In October next year launches the Norwegian Consumer Council a grocery portal, which will provide food customers with the ability to find the best rates and evaluate the products in all the grocery stores.
”Today there are only the consumers who do not have a complete overview of the pricing,” says Mette Fossum Beyer in Rema to Dagens Naeringsliv.
The much-discussed law on good trade practice was last week scrapped by parliament.
”Grocery portal will make it easier to compare prices and products’ quality. Consumers can for example consider fat and sugar content and make healthier choices when purchasing,” says project manager Bjørnar Angell at the Consumer Council.
Food chains will contribute to supply information to the Consumer Council portal and Rema 1000 has been a driving force behind the initiative.
”We have for long been positive to a grocery portal, and work closely with the Consumer Council to help ensure that the portal is a success. Today it is only the consumers who do not have a complete overview of the pricing, and we want our customers to have – so they know where to shop to find the best goods at the lowest prices. We at Rema 1000 has advocated for greater transparency around price competition and price comparisons because we believe openness leads to more competition, which customers serve,” says communications director Mette Fossum Beyer in Rema to Dagens Naeringsliv.
The country’s largest grocery chain actor Norway Group has previously been skeptical, but greets a portal welcome.
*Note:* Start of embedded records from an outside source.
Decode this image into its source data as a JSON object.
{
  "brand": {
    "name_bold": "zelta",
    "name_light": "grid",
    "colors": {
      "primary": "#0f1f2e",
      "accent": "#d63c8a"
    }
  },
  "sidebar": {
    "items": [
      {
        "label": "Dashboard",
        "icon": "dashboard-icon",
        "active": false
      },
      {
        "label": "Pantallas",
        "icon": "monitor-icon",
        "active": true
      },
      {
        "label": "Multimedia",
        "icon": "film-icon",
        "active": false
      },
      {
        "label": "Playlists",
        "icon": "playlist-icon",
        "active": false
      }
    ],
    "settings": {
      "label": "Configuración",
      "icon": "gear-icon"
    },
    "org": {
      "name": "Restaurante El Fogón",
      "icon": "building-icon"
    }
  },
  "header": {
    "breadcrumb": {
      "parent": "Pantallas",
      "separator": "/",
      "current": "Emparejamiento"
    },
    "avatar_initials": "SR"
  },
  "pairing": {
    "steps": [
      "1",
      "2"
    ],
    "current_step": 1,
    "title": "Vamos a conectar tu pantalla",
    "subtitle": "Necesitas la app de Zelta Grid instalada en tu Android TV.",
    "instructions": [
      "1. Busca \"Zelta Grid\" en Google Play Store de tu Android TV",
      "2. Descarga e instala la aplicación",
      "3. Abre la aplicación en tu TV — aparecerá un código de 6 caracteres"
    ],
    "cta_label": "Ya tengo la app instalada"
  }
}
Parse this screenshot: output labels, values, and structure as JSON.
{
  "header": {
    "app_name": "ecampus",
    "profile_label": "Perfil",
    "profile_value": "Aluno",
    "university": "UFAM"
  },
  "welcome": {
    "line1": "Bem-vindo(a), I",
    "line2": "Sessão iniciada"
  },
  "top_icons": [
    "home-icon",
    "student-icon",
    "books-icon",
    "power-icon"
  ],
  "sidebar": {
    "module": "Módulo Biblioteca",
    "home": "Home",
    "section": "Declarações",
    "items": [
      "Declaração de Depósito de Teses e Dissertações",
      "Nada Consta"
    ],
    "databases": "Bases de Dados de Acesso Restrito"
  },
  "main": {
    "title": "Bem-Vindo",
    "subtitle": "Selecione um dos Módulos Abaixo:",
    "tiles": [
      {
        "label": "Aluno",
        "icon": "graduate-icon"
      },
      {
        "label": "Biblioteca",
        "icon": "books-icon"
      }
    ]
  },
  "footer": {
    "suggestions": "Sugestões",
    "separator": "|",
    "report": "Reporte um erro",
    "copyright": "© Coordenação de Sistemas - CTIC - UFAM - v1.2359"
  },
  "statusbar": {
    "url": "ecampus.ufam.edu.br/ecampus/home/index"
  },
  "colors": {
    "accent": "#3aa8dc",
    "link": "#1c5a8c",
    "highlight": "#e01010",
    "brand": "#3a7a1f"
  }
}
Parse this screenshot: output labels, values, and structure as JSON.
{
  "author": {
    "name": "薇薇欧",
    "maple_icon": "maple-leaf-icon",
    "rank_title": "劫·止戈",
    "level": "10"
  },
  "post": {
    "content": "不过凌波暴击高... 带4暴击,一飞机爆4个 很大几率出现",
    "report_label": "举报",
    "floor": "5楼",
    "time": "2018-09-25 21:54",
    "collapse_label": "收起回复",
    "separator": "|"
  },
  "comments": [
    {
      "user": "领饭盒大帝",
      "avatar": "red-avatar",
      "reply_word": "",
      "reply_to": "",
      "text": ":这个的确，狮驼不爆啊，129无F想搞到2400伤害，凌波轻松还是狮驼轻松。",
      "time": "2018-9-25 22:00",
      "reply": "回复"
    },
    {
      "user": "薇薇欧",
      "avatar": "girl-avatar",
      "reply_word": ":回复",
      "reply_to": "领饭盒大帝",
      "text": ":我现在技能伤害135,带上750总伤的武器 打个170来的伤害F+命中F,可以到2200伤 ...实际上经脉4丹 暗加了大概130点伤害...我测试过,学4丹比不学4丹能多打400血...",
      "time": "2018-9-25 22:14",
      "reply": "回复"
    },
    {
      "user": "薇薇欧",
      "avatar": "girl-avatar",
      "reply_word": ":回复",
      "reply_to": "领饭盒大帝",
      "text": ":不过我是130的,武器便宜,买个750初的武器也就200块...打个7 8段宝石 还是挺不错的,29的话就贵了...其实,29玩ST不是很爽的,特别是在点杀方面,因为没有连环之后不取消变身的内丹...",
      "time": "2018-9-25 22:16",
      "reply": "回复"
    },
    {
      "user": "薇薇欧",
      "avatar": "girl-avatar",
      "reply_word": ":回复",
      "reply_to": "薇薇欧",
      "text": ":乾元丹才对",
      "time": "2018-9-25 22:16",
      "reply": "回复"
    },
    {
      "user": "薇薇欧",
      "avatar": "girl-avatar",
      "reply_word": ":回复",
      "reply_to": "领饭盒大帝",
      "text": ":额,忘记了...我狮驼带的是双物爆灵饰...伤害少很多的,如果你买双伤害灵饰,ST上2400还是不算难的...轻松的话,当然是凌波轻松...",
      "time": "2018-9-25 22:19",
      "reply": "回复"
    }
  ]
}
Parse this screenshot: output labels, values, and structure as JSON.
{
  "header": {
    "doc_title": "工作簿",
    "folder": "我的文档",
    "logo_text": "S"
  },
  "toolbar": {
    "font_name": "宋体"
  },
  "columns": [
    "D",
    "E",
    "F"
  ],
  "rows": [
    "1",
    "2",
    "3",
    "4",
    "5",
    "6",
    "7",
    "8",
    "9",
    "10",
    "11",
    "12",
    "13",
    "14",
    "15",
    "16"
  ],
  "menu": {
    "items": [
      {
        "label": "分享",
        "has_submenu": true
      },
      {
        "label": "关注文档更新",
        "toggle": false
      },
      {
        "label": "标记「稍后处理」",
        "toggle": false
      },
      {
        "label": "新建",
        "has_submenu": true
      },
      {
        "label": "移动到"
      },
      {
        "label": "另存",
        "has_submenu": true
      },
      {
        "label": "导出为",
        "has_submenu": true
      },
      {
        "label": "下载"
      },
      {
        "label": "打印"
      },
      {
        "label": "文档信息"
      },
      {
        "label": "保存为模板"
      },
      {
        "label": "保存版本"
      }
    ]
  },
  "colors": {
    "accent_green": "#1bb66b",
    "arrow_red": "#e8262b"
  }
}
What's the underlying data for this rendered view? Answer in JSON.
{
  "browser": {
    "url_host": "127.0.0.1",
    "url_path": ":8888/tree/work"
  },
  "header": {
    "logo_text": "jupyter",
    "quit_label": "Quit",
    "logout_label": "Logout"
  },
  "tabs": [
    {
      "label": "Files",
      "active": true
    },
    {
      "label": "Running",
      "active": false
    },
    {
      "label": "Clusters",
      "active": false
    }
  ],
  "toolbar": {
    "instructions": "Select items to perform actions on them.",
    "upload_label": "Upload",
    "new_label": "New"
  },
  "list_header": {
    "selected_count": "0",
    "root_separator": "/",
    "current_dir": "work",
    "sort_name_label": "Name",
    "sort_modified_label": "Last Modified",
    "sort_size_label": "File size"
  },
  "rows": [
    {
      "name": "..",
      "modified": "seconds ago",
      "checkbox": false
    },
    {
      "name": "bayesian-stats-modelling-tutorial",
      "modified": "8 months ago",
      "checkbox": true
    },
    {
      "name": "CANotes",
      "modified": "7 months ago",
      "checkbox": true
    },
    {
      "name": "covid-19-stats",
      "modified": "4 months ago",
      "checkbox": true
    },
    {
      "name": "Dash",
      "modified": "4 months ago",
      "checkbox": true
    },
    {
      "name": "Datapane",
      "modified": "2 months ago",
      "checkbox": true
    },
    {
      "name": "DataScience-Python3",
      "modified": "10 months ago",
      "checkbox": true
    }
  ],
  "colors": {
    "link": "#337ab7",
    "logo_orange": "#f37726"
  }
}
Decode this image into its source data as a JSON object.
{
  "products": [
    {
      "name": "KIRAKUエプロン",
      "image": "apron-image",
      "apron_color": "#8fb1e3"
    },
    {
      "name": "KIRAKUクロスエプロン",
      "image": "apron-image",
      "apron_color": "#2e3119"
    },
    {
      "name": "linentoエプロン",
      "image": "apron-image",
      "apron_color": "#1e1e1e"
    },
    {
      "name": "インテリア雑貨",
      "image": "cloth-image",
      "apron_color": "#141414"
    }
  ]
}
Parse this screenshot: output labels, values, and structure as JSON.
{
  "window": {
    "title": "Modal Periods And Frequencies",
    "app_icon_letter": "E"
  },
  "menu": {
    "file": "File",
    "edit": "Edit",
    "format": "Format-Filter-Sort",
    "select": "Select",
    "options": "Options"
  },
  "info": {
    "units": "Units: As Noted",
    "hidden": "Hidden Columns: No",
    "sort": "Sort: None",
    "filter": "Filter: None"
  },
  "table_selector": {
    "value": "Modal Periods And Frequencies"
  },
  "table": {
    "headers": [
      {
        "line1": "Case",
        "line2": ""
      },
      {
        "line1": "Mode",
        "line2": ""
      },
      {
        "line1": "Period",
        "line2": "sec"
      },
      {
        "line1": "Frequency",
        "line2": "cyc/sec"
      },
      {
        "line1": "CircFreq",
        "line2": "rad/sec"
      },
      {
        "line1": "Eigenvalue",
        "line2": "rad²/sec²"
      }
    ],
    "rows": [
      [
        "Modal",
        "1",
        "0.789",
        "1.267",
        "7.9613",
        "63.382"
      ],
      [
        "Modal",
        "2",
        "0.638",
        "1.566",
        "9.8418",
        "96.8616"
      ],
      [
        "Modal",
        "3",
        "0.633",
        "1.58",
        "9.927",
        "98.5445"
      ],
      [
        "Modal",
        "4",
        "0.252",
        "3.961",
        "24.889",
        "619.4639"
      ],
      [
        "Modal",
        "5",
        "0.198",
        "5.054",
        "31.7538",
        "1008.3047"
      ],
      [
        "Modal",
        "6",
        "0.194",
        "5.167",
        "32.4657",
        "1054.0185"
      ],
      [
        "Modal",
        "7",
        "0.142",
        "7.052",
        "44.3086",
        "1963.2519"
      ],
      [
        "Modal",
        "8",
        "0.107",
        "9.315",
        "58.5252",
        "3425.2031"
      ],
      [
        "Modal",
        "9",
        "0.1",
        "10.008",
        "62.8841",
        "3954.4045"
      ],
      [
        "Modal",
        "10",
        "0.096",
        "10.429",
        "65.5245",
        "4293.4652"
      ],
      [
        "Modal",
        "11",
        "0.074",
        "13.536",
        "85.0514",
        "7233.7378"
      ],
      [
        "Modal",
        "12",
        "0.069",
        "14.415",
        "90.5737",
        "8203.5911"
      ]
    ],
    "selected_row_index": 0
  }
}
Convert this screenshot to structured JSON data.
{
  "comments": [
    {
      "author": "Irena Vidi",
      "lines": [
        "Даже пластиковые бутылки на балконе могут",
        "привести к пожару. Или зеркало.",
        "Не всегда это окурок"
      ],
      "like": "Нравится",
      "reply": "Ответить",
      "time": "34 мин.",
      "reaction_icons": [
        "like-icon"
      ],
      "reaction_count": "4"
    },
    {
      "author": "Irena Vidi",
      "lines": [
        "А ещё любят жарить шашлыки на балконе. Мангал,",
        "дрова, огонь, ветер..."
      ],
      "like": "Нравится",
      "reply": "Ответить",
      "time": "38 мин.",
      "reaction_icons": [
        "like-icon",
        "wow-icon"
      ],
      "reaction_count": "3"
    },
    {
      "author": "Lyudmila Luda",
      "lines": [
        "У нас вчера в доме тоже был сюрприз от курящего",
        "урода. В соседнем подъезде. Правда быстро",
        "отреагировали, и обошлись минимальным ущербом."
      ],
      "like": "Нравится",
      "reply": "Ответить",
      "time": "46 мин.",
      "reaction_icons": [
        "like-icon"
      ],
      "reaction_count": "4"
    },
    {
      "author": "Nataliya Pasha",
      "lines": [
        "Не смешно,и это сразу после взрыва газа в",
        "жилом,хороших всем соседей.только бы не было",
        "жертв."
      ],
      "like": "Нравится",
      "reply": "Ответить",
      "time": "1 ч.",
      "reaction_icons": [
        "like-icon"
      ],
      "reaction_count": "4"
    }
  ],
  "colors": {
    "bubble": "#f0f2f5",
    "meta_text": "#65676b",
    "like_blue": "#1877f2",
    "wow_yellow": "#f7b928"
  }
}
”We look positively on it. Parliament has decided to launch such portal, but price focus must not go beyond the quality and choice and we are in dialogue with the Consumer Council about this,” CEO Tommy Korneliussen tells Dagens Naeringsliv.